_Exercise description_: Without including any pictures, copy each entry below exactly.

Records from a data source
_ _ _ _
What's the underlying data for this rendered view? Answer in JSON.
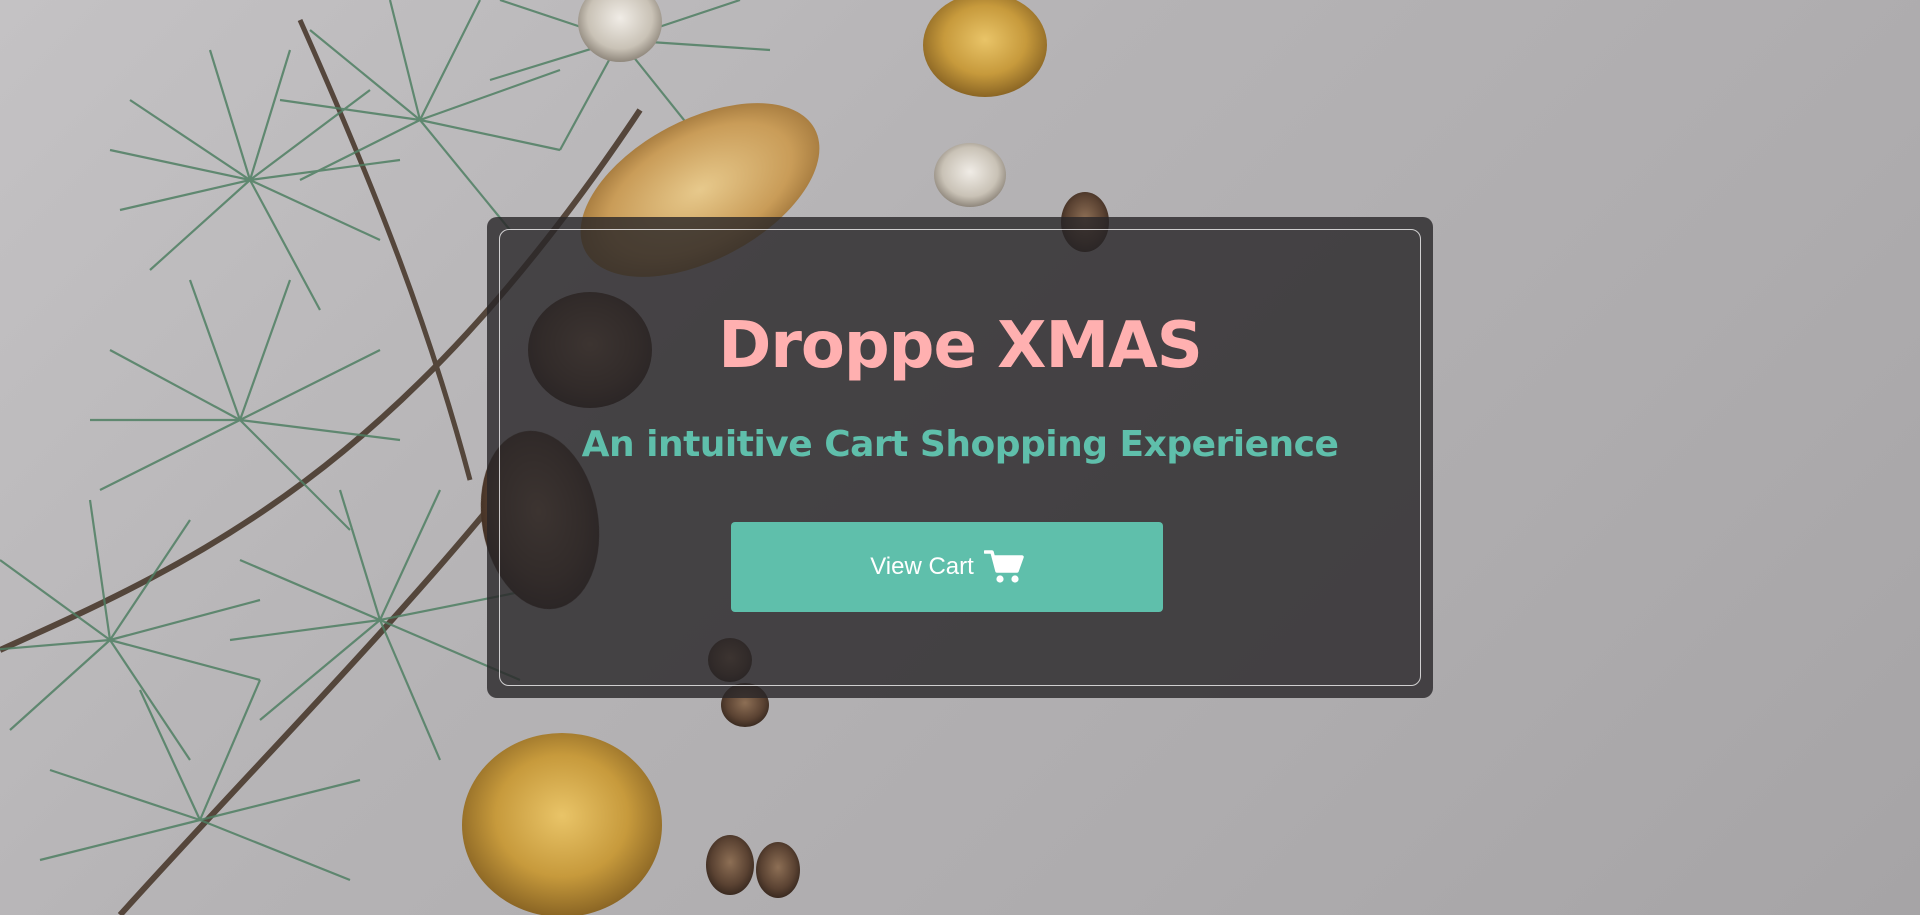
{
  "hero": {
    "title": "Droppe XMAS",
    "subtitle": "An intuitive Cart Shopping Experience",
    "cta_label": "View Cart",
    "cta_icon": "shopping-cart-icon"
  },
  "colors": {
    "title": "#ffb0b0",
    "subtitle": "#5fbfab",
    "button_bg": "#5fbfab",
    "button_text": "#ffffff",
    "overlay": "#282628",
    "background": "#b5b3b5"
  }
}
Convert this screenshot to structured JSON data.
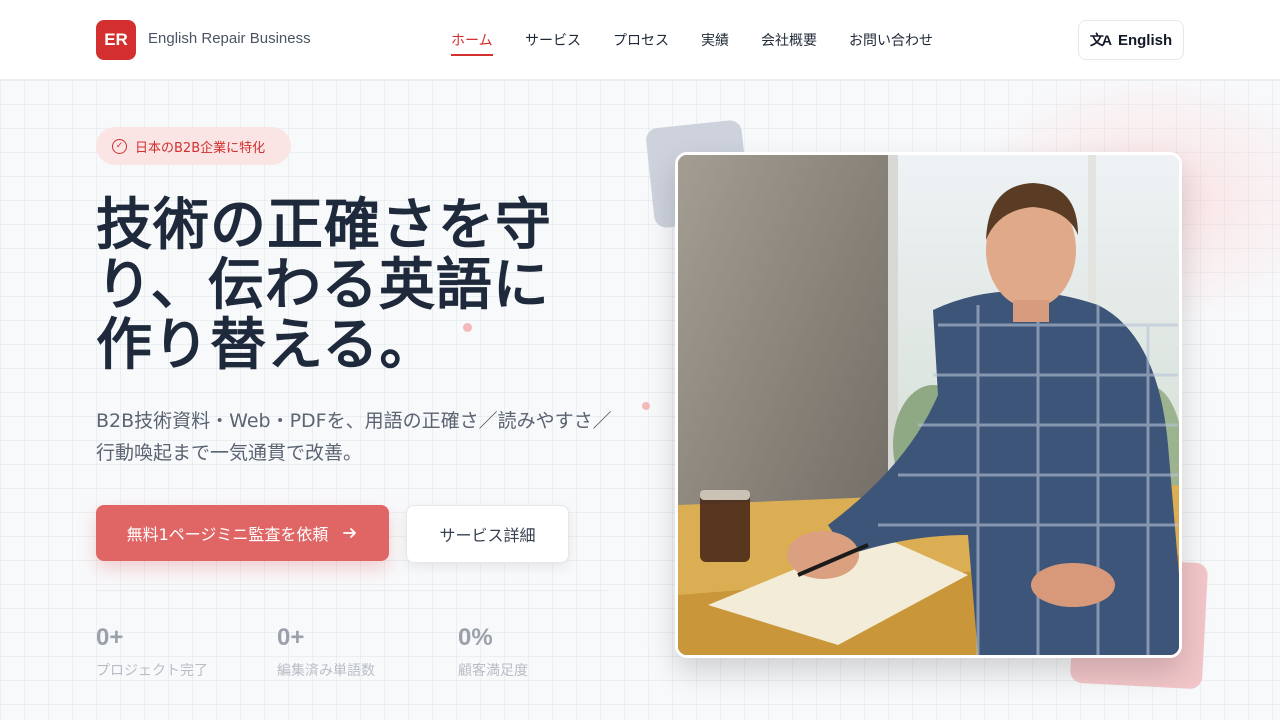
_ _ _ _
_Task response_:
What's the underlying data for this rendered view? Answer in JSON.
{
  "hero": {
    "title": "Droppe XMAS",
    "subtitle": "An intuitive Cart Shopping Experience",
    "cta_label": "View Cart",
    "cta_icon": "shopping-cart-icon"
  },
  "colors": {
    "title": "#ffb0b0",
    "subtitle": "#5fbfab",
    "button_bg": "#5fbfab",
    "button_text": "#ffffff",
    "overlay": "#282628",
    "background": "#b5b3b5"
  }
}
Convert this screenshot to structured JSON data.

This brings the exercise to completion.